The experience of Ladakh convinced me that the primary cause of our crises is neither human nature nor evolution, but rather a relentlessly expanding economic system that is steamrolling both people and the planet. Unfortunately, this system has grown so large that it has become difficult to recognize it as human-made: the tendency is to view it instead as some kind of irresistible evolutionary force. Only by stepping back and looking at the big picture can we discern the links between the global economic system and the problems we face. This broader view makes it clear that what we need to change is policies and human institutions, not the nature of our species or evolution. We can also see that the most effective way to alleviate a whole range of seemingly disparate symptoms – from deforestation to pollution, from poverty to ethnic conflict – is to change the dominant economy. Most important of all, countering the pressures that separate us from one another and the natural world would resonate with our deeper human needs, contributing to our well-being, to our happiness.
– Helen Norberg-Hodge, Ancient Futures: Lessons from the Ladakh for a Globalizing World (2009)
[This afternoon is the book launch of SSU Field Notes: A Collected Memoir on Canada’s Smallest University. This quote is from an interview with Peter Fitch on what has kept SSU alive]:
…[T]here were two things that have changed us: one is this determination that we could be led intuitively or spiritually. The other thing is that I, maybe more than anybody else, have a complete conviction that each new generation of students has a voice that’s been changing this place….

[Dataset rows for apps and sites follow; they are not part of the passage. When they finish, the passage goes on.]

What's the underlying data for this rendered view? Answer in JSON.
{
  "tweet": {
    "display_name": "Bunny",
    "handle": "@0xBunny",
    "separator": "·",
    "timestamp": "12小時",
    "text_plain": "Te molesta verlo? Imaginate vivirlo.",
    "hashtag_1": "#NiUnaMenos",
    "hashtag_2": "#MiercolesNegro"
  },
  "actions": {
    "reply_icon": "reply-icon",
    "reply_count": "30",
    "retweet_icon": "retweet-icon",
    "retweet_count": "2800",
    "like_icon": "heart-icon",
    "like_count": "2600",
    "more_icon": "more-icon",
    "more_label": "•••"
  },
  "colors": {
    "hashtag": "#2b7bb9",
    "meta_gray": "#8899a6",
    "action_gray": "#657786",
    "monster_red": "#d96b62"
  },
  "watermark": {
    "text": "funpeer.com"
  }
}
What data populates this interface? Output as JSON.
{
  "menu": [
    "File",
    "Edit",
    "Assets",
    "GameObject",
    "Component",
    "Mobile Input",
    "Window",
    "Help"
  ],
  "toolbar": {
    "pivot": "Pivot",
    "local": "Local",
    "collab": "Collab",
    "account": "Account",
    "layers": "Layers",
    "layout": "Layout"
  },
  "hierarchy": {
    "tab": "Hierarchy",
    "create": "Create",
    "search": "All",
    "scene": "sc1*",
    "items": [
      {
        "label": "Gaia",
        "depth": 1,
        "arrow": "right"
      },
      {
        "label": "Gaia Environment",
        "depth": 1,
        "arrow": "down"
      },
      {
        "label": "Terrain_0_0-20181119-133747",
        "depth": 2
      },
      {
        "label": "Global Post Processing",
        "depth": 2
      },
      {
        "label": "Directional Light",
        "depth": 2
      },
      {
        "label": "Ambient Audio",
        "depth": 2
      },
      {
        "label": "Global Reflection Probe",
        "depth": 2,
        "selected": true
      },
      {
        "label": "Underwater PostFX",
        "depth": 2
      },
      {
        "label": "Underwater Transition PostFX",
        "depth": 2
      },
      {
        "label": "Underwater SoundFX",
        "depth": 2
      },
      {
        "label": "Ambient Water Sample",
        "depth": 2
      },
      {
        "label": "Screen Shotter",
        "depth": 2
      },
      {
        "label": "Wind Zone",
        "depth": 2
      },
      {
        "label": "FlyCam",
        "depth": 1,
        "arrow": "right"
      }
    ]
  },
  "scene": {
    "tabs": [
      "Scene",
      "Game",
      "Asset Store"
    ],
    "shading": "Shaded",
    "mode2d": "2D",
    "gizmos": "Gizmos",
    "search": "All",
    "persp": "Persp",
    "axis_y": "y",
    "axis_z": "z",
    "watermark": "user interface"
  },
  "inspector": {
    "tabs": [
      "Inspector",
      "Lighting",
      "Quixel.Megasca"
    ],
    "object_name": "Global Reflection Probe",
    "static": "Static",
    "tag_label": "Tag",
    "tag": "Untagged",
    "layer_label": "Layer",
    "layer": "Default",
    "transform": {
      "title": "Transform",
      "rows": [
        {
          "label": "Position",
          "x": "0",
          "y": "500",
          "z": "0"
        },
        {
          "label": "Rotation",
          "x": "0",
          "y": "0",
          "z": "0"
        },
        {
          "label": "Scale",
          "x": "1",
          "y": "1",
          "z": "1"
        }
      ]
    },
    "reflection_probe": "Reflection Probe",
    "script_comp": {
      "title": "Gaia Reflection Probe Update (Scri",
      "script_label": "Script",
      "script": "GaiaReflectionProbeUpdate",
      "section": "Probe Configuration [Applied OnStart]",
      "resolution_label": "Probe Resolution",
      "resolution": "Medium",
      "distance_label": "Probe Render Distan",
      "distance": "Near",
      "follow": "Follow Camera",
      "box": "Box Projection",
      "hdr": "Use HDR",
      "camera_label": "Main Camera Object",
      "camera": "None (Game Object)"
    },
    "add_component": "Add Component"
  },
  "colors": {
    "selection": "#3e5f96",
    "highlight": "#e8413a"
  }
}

I think that’s what has changed us. Internally, listening to silence. And listening to students. That’s why this place isn’t stagnant…. The people are changing, the ideas are changing, and to me, it feels like a situation of perpetual growth. I hope that’s true.
– Peter Fitch, from SSU Field Notes (2015)
“…every time there are losses there are choices to be made. You choose to live
your losses as passages to anger, blame, hatred, depression and resentment, or
you choose to let these losses be passages to something new, something wider,
and deeper.The question is not how to avoid loss and make it not happen, but how to choose it as a passage, as an exodus to greater life and freedom.”
– Henri Nouwen, Finding My Way Home